Maritime corridor, trade on Shringla’s Russia visit agenda
Reviving the proposed Chennai-Vladivostok Maritime Corridor and finding ways to increase bilateral trade, which is currently worth $10-11 billion, will be among the key points on the agenda when foreign secretary Harsh Vardhan Shringla visits Russia this week.
The 17-18 February visit is also expected to see both sides discuss possible dates for the India-Russia annual summit to be hosted by India this year. The meeting between Russian president Vladimir Putin and Prime Minister Narendra Modi could not take place in 2020 due to the covid-19 pandemic, said Indian and Russian officials. Therefore, Shringla’s visit is important as it keeps “contacts at high levels of government on track", former foreign secretary Kanwal Sibal said.
Matters related to the Brazil-Russia-India-China-South Africa (BRICS) summit that New Delhi will host this year are also expected to be discussed.
Shringla’s meetings with his Russian interlocutors would send a signal that India’s ties with Moscow are independent of its ties with the US and in India’s national interest, Sibal said. This is against the backdrop of the Joe Biden administration extending a nuclear arms pact with Russia but doubling down on pledges against Moscow following the imprisonment of Kremlin critic Alexei Navalny and fresh allegations of hacking by the Russian government.
Bilateral investments between India and Russia have touched $30 billion because of investments in oil and gas, but two-way trade has languished at just $10-11 billion, according to Indian government numbers. Analysts like Sibal have maintained that the primary reasons for stagnant trade is the lack of interest from the Indian private sector, the structure of the Russian economy, and lack of information on the potential of the two markets.
The long routes for trade, with the existing route from Mumbai to the Russian port of St Petersburg on the Baltic Sea coast takes about 40 days, and have only complicated matters, said industry insiders.
A shorter route through the Chabahar port is yet to fructify because of the sanctions on Iran.
With the Biden administration in place, Container Corporation of India (Concor) and Russian Railways are looking to begin commercial runs by end of February on the International North-South Transport Corridor (INSTC)-- a 7,200 km-long network of ship, rail and road routes covering 13 countries including India, Iran, Afghanistan, Armenia, Azerbaijan, Russia.
Operationalising the Chennai-Vladivostok route would supplement the INSTC and trade via this route would take 24-25 days.
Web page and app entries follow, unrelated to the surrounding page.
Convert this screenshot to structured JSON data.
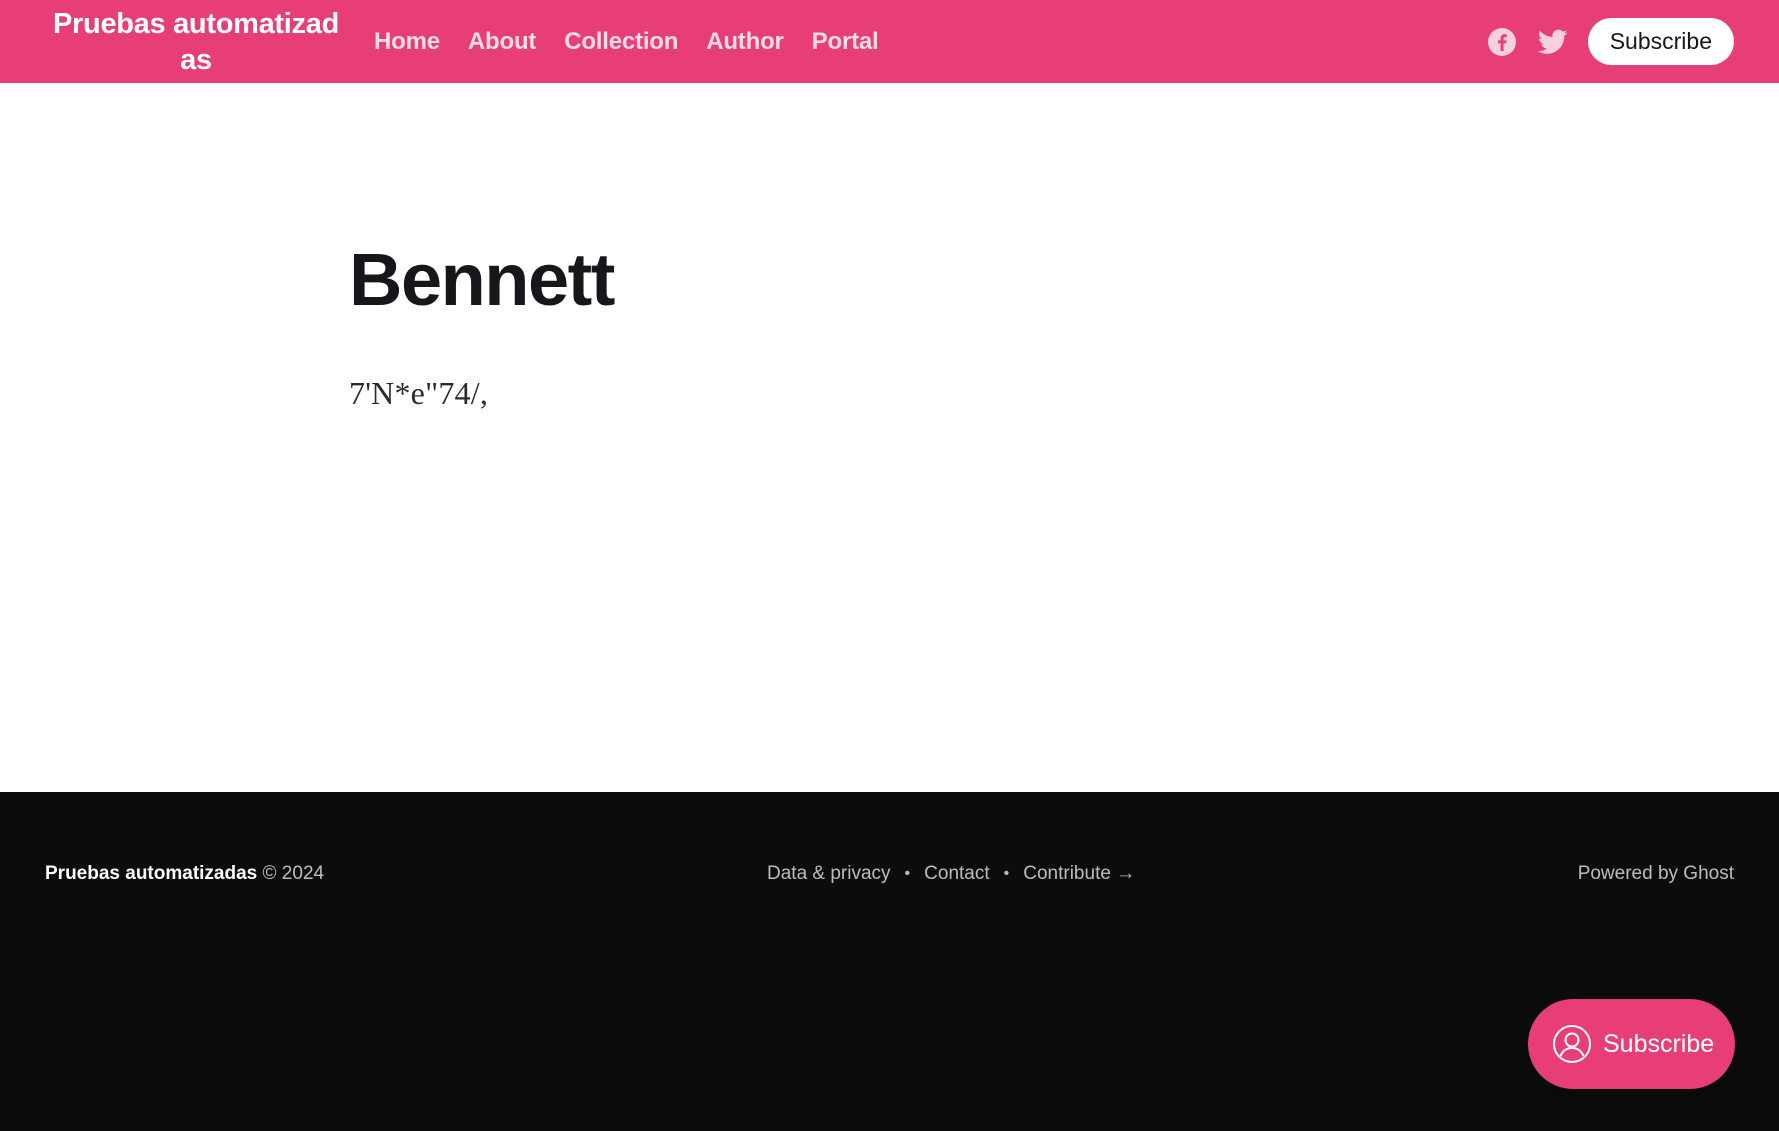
{
  "header": {
    "brand": "Pruebas automatizadas",
    "nav": [
      {
        "label": "Home"
      },
      {
        "label": "About"
      },
      {
        "label": "Collection"
      },
      {
        "label": "Author"
      },
      {
        "label": "Portal"
      }
    ],
    "social": [
      {
        "icon": "facebook-icon"
      },
      {
        "icon": "twitter-icon"
      }
    ],
    "subscribe_label": "Subscribe"
  },
  "author": {
    "name": "Bennett",
    "bio": "7'N*e\"74/,"
  },
  "footer": {
    "brand": "Pruebas automatizadas",
    "copyright": "© 2024",
    "links": [
      {
        "label": "Data & privacy"
      },
      {
        "label": "Contact"
      },
      {
        "label": "Contribute →"
      }
    ],
    "powered_by": "Powered by Ghost"
  },
  "portal": {
    "label": "Subscribe",
    "icon": "user-circle-icon"
  },
  "colors": {
    "accent": "#e83e77",
    "footer_bg": "#0b0c0e",
    "text": "#15171a"
  }
}
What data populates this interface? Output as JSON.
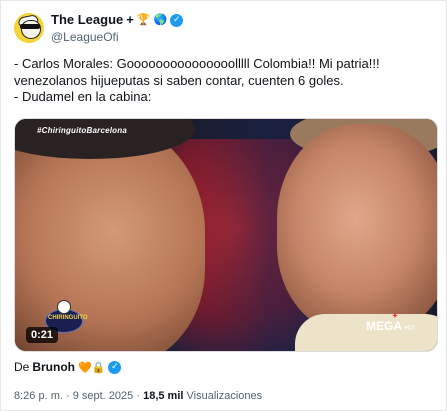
{
  "tweet": {
    "author_name": "The League",
    "author_suffix": "+",
    "author_emojis": [
      "🏆",
      "🌎"
    ],
    "handle": "@LeagueOfi",
    "verified_icon": "verified-badge-icon",
    "text_lines": [
      "- Carlos Morales: Gooooooooooooooolllll Colombia!! Mi patria!!!",
      "venezolanos hijueputas si saben contar, cuenten 6 goles.",
      " - Dudamel en la cabina:"
    ]
  },
  "media": {
    "tag": "#ChiringuitoBarcelona",
    "duration": "0:21",
    "logo_left_text": "CHIRINGUITO",
    "logo_right_text": "MEGA",
    "logo_right_sub": "HD"
  },
  "attribution": {
    "prefix": "De",
    "user": "Brunoh",
    "emojis": "🧡🔒"
  },
  "meta": {
    "time": "8:26 p. m.",
    "separator": "·",
    "date": "9 sept. 2025",
    "views_count": "18,5 mil",
    "views_label": "Visualizaciones"
  },
  "colors": {
    "verified": "#1d9bf0",
    "secondary_text": "#536471",
    "primary_text": "#0f1419"
  }
}
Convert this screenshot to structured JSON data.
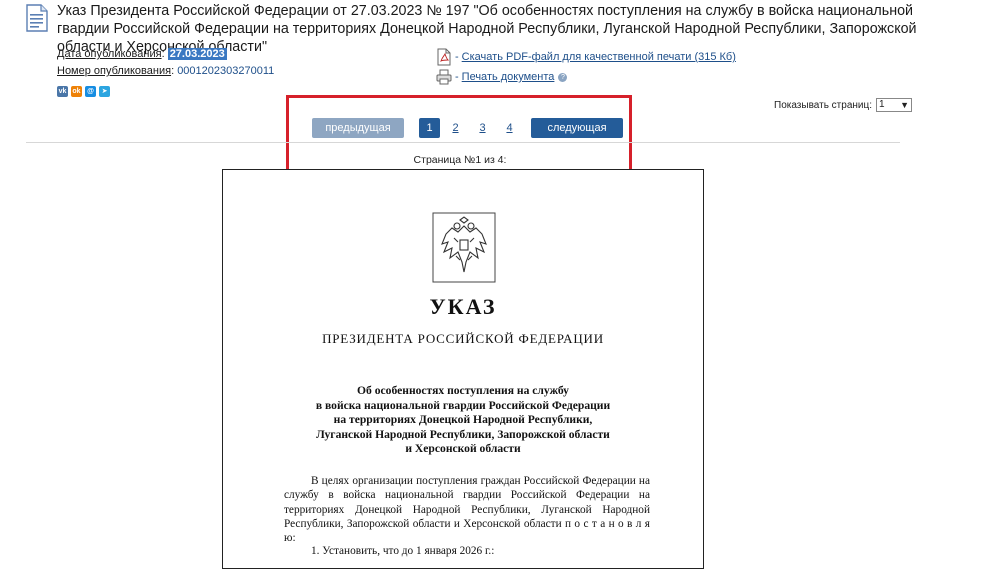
{
  "document": {
    "title": "Указ Президента Российской Федерации от 27.03.2023 № 197 \"Об особенностях поступления на службу в войска национальной гвардии Российской Федерации на территориях Донецкой Народной Республики, Луганской Народной Республики, Запорожской области и Херсонской области\"",
    "icon": "document-icon"
  },
  "meta": {
    "pub_date_label": "Дата опубликования",
    "pub_date_value": "27.03.2023",
    "pub_number_label": "Номер опубликования",
    "pub_number_value": "0001202303270011"
  },
  "social": [
    {
      "name": "vk-icon",
      "glyph": "vk",
      "color": "#4a76a8"
    },
    {
      "name": "odnoklassniki-icon",
      "glyph": "ok",
      "color": "#ee8208"
    },
    {
      "name": "mailru-icon",
      "glyph": "@",
      "color": "#168de2"
    },
    {
      "name": "telegram-icon",
      "glyph": "➤",
      "color": "#2ca5e0"
    }
  ],
  "links": {
    "pdf_label": "Скачать PDF-файл для качественной печати (315 Кб)",
    "print_label": "Печать документа",
    "dash": "-",
    "help_glyph": "?"
  },
  "pages_select": {
    "label": "Показывать страниц:",
    "value": "1"
  },
  "pager": {
    "prev_label": "предыдущая",
    "next_label": "следующая",
    "pages": [
      "1",
      "2",
      "3",
      "4"
    ],
    "current": "1",
    "status": "Страница №1 из 4:"
  },
  "paper": {
    "heading": "УКАЗ",
    "subheading": "ПРЕЗИДЕНТА РОССИЙСКОЙ ФЕДЕРАЦИИ",
    "subject_lines": [
      "Об особенностях поступления на службу",
      "в войска национальной гвардии Российской Федерации",
      "на территориях Донецкой Народной Республики,",
      "Луганской Народной Республики, Запорожской области",
      "и Херсонской области"
    ],
    "body": "В целях организации поступления граждан Российской Федерации на службу в войска национальной гвардии Российской Федерации на территориях Донецкой Народной Республики, Луганской Народной Республики, Запорожской области и Херсонской области п о с т а н о в л я ю:",
    "item1": "1. Установить, что до 1 января 2026 г.:"
  },
  "colors": {
    "accent": "#245c99",
    "highlight": "#d6202a",
    "link": "#1e4f8a"
  }
}
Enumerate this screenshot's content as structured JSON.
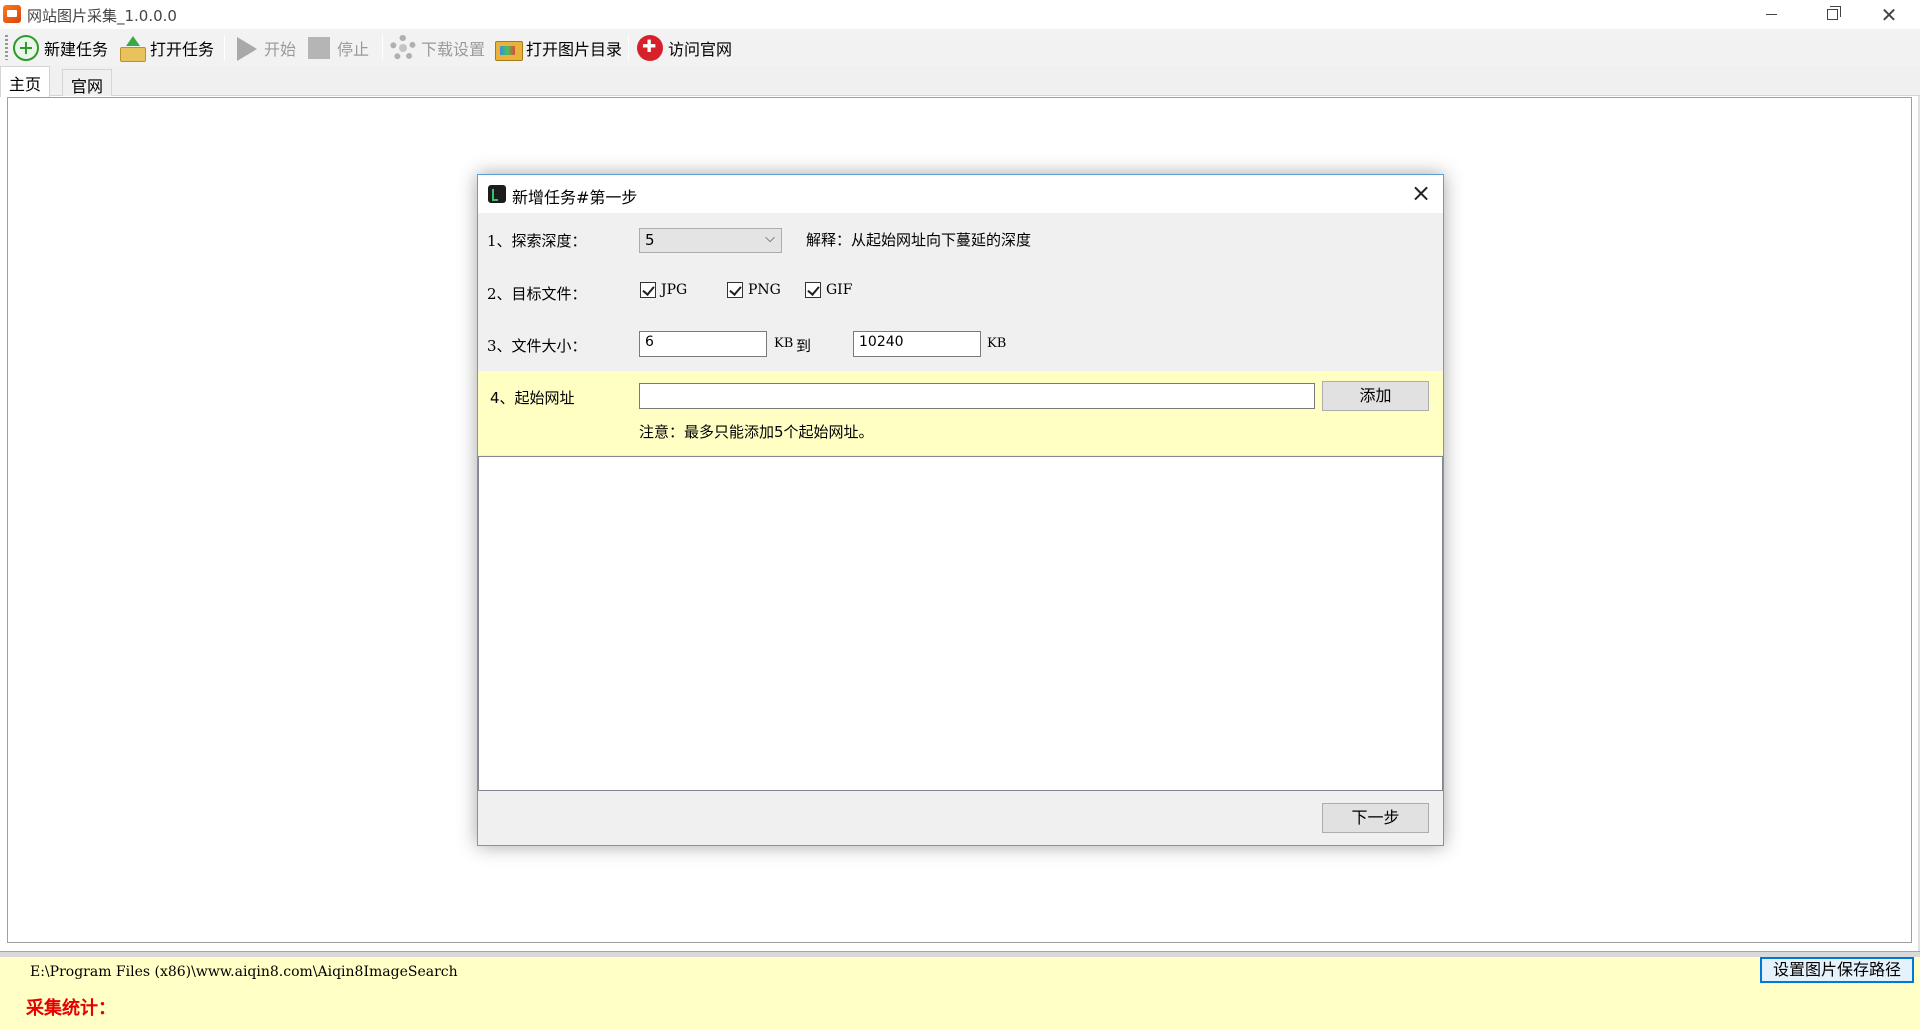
{
  "window": {
    "title": "网站图片采集_1.0.0.0"
  },
  "toolbar": {
    "new_task": "新建任务",
    "open_task": "打开任务",
    "start": "开始",
    "stop": "停止",
    "download_settings": "下载设置",
    "open_image_dir": "打开图片目录",
    "visit_site": "访问官网"
  },
  "tabs": [
    {
      "label": "主页",
      "active": true
    },
    {
      "label": "官网",
      "active": false
    }
  ],
  "dialog": {
    "title": "新增任务#第一步",
    "depth_label": "1、探索深度：",
    "depth_value": "5",
    "depth_hint": "解释：从起始网址向下蔓延的深度",
    "filetype_label": "2、目标文件：",
    "filetypes": [
      {
        "label": "JPG",
        "checked": true
      },
      {
        "label": "PNG",
        "checked": true
      },
      {
        "label": "GIF",
        "checked": true
      }
    ],
    "size_label": "3、文件大小：",
    "size_min": "6",
    "size_unit": "KB",
    "size_to": "到",
    "size_max": "10240",
    "url_label": "4、起始网址",
    "url_value": "",
    "add_button": "添加",
    "url_note": "注意：最多只能添加5个起始网址。",
    "next_button": "下一步"
  },
  "status": {
    "save_path": "E:\\Program Files (x86)\\www.aiqin8.com\\Aiqin8ImageSearch",
    "set_path_button": "设置图片保存路径",
    "stats_label": "采集统计："
  },
  "colors": {
    "note_panel": "#ffffc4",
    "stats_red": "#e60000",
    "dialog_border": "#5aa0d8"
  }
}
It was in 2019, that India and Russia announced their intent to connect Chennai and Vladivostok, during a visit to Russia by Prime Minister Narendra Modi.
Modi had then extended a $1 billion Line of Credit (LoC) for the Russian Far East – where strategic rival China has made inroads in recent years. The LoC would be “a take off point for (India’s) Act Far East (policy)," Modi had said. The Russian Far East is said to comprise roughly a third of Russia and although rich in minerals, hydrocarbons, timber and fish, it is an economically underdeveloped region. News reports said Tata Power and KGK Diamond are among the companies that have invested in the region.
People familiar with the matter said feasibility studies on the Chennai-Vladivostok route were to begin soon and would act as a “game-changer" in injecting much-needed momentum into economic ties. Ties in the energy sector were strong and efforts were on to broad base economic linkages, one of the people cited above said.
In the railways sector, Russia had shown interest in modernization of Indian Railways’ signaling systems as well as in the private operation of train services, the person said. Digital toll collection in the roads’ sector and inland waterways development were two other areas that Moscow was keen on, the person said.
The two countries would be holding their strategic economic dialogue in the next two months that could give a push to these projects, the person said.